● EXERCISE: Find the string "Initiation" in the records and copy each line where it occurs.

● RECORDS FOR THE EXERCISE:
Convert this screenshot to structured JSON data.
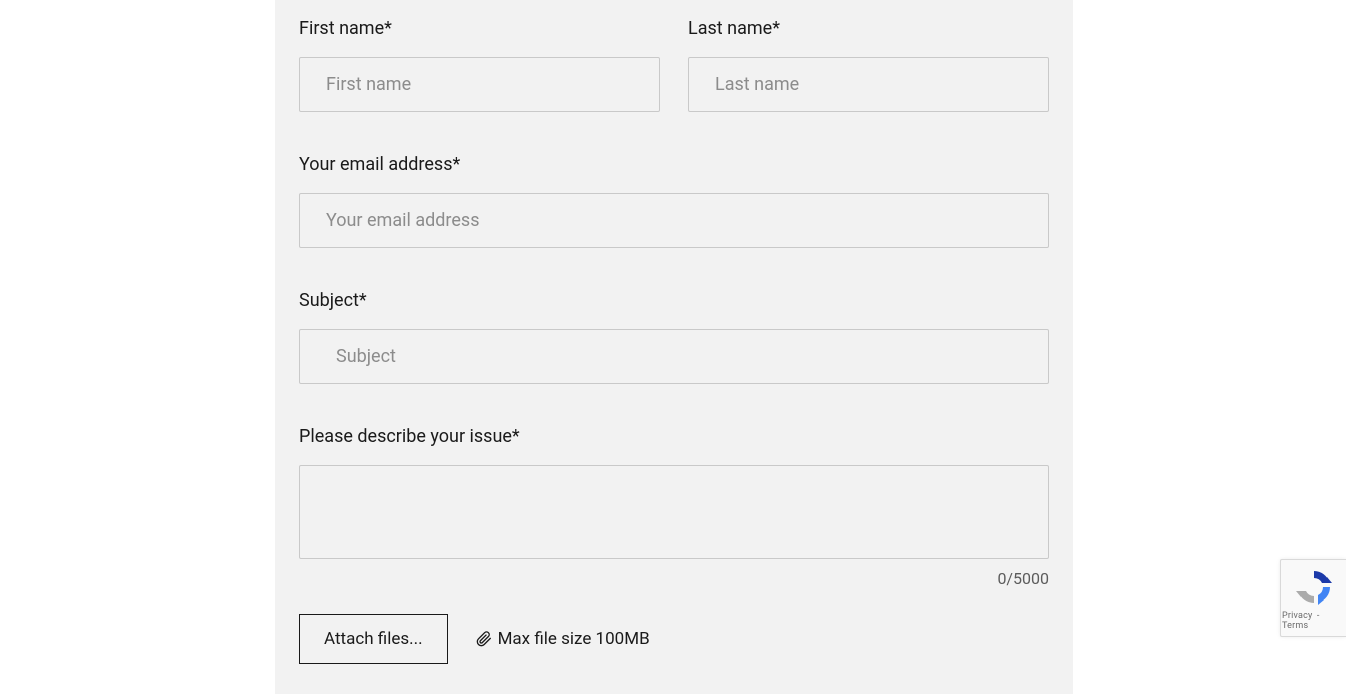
{
  "form": {
    "first_name": {
      "label": "First name*",
      "placeholder": "First name",
      "value": ""
    },
    "last_name": {
      "label": "Last name*",
      "placeholder": "Last name",
      "value": ""
    },
    "email": {
      "label": "Your email address*",
      "placeholder": "Your email address",
      "value": ""
    },
    "subject": {
      "label": "Subject*",
      "placeholder": "Subject",
      "value": ""
    },
    "issue": {
      "label": "Please describe your issue*",
      "placeholder": "",
      "value": ""
    },
    "char_counter": "0/5000",
    "attach_button": "Attach files...",
    "file_hint": "Max file size 100MB"
  },
  "recaptcha": {
    "privacy": "Privacy",
    "sep": " - ",
    "terms": "Terms"
  }
}
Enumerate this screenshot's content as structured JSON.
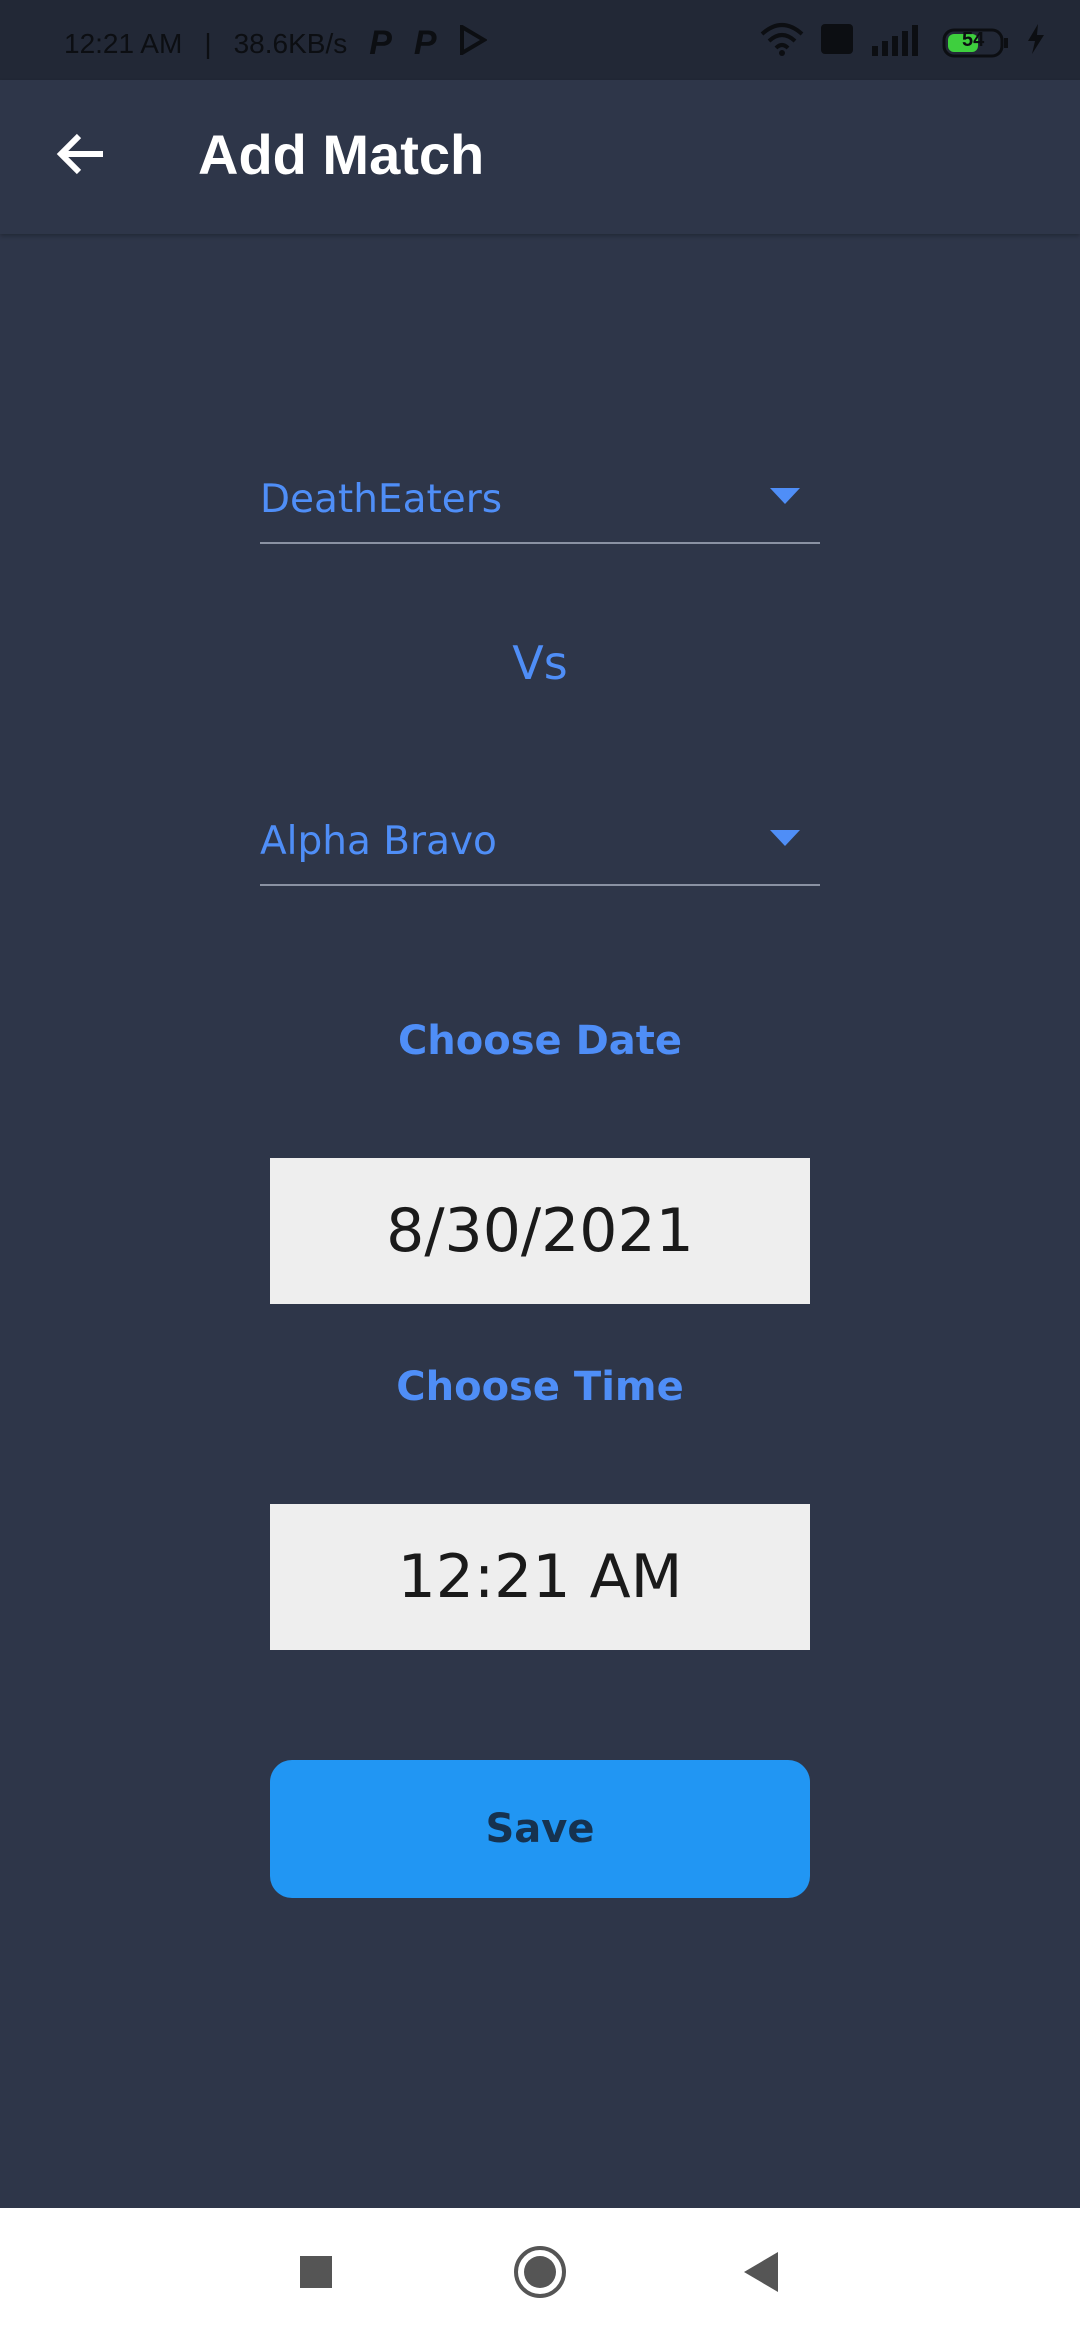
{
  "status_bar": {
    "time": "12:21 AM",
    "separator": "|",
    "speed": "38.6KB/s",
    "notif_p1": "P",
    "notif_p2": "P",
    "battery": "54"
  },
  "app_bar": {
    "title": "Add Match",
    "back_icon": "arrow-left-icon"
  },
  "form": {
    "team1": {
      "selected": "DeathEaters"
    },
    "vs_label": "Vs",
    "team2": {
      "selected": "Alpha Bravo"
    },
    "date_label": "Choose Date",
    "date_value": "8/30/2021",
    "time_label": "Choose Time",
    "time_value": "12:21 AM",
    "save_label": "Save"
  },
  "nav_bar": {
    "icons": [
      "square-icon",
      "circle-home-icon",
      "triangle-back-icon"
    ]
  },
  "colors": {
    "background": "#2e3649",
    "accent": "#4f8ef7",
    "button": "#2196f3"
  }
}
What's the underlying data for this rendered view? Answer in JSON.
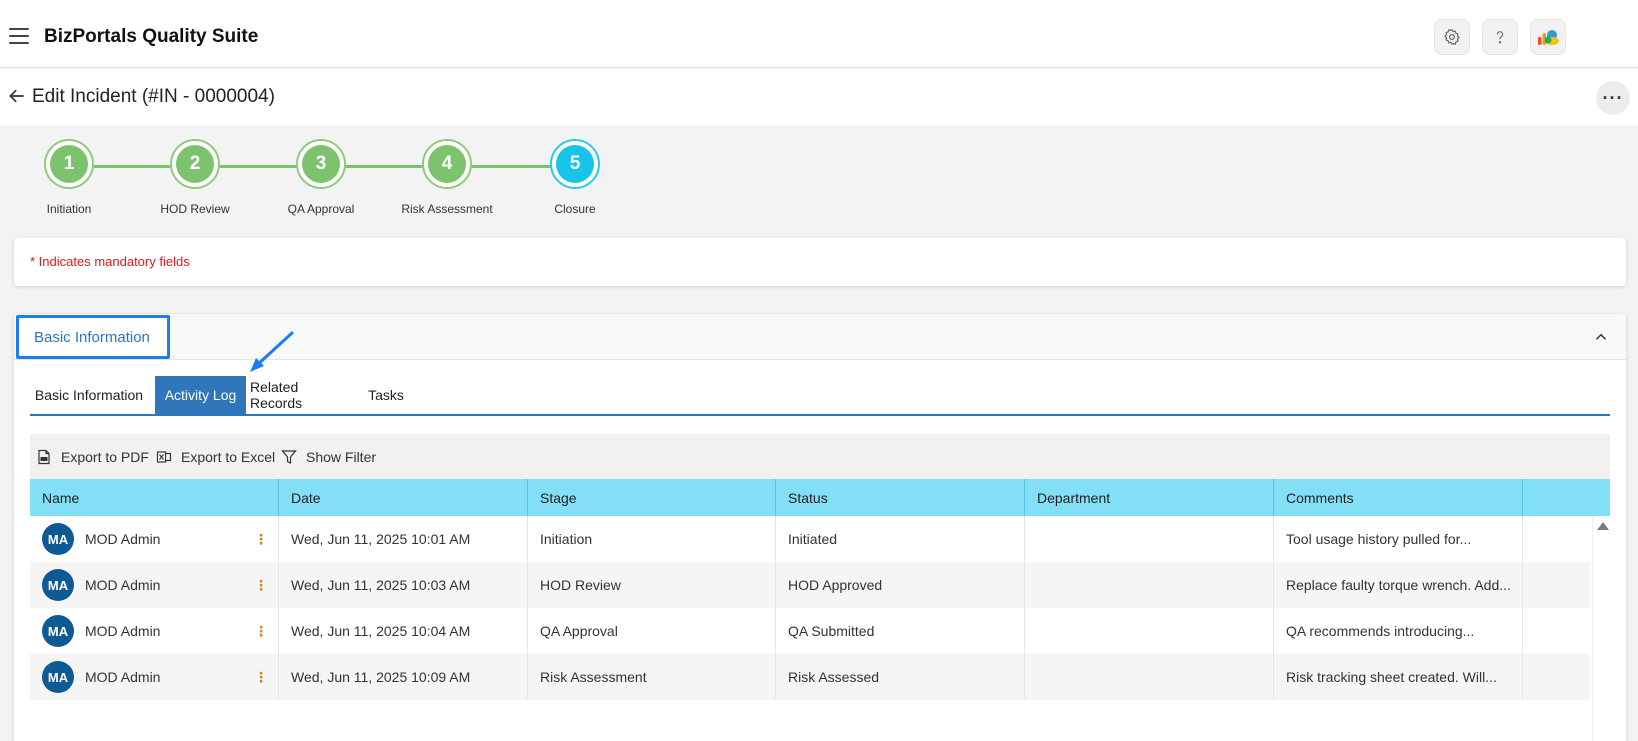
{
  "app": {
    "title": "BizPortals Quality Suite"
  },
  "page": {
    "title": "Edit Incident (#IN - 0000004)"
  },
  "stepper": {
    "steps": [
      {
        "number": "1",
        "label": "Initiation"
      },
      {
        "number": "2",
        "label": "HOD Review"
      },
      {
        "number": "3",
        "label": "QA Approval"
      },
      {
        "number": "4",
        "label": "Risk Assessment"
      },
      {
        "number": "5",
        "label": "Closure"
      }
    ],
    "active_step": 5
  },
  "note": {
    "mandatory": "* Indicates mandatory fields"
  },
  "section": {
    "title": "Basic Information"
  },
  "tabs": [
    {
      "label": "Basic Information"
    },
    {
      "label": "Activity Log"
    },
    {
      "label": "Related Records"
    },
    {
      "label": "Tasks"
    }
  ],
  "toolbar": {
    "export_pdf": "Export to PDF",
    "export_excel": "Export to Excel",
    "show_filter": "Show Filter"
  },
  "grid": {
    "columns": [
      "Name",
      "Date",
      "Stage",
      "Status",
      "Department",
      "Comments"
    ],
    "rows": [
      {
        "initials": "MA",
        "name": "MOD Admin",
        "date": "Wed, Jun 11, 2025 10:01 AM",
        "stage": "Initiation",
        "status": "Initiated",
        "department": "",
        "comments": "Tool usage history pulled for..."
      },
      {
        "initials": "MA",
        "name": "MOD Admin",
        "date": "Wed, Jun 11, 2025 10:03 AM",
        "stage": "HOD Review",
        "status": "HOD Approved",
        "department": "",
        "comments": "Replace faulty torque wrench. Add..."
      },
      {
        "initials": "MA",
        "name": "MOD Admin",
        "date": "Wed, Jun 11, 2025 10:04 AM",
        "stage": "QA Approval",
        "status": "QA Submitted",
        "department": "",
        "comments": "QA recommends introducing..."
      },
      {
        "initials": "MA",
        "name": "MOD Admin",
        "date": "Wed, Jun 11, 2025 10:09 AM",
        "stage": "Risk Assessment",
        "status": "Risk Assessed",
        "department": "",
        "comments": "Risk tracking sheet created. Will..."
      }
    ]
  },
  "icons": {
    "menu": "hamburger-icon",
    "settings": "gear-icon",
    "help": "help-icon",
    "app_launcher": "cloud-logo-icon",
    "back": "arrow-left-icon",
    "more": "ellipsis-icon",
    "collapse": "chevron-up-icon",
    "pdf": "pdf-file-icon",
    "excel": "excel-file-icon",
    "filter": "filter-icon"
  },
  "colors": {
    "step_complete": "#7dc36d",
    "step_active": "#18c4ea",
    "tab_active": "#2f76bb",
    "grid_header": "#83dff5",
    "avatar": "#0e5a94",
    "mandatory_text": "#d91a1a",
    "highlight_box": "#1a7ef0"
  }
}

● SOLUTION:
        "label": "Initiation"
        "stage": "Initiation",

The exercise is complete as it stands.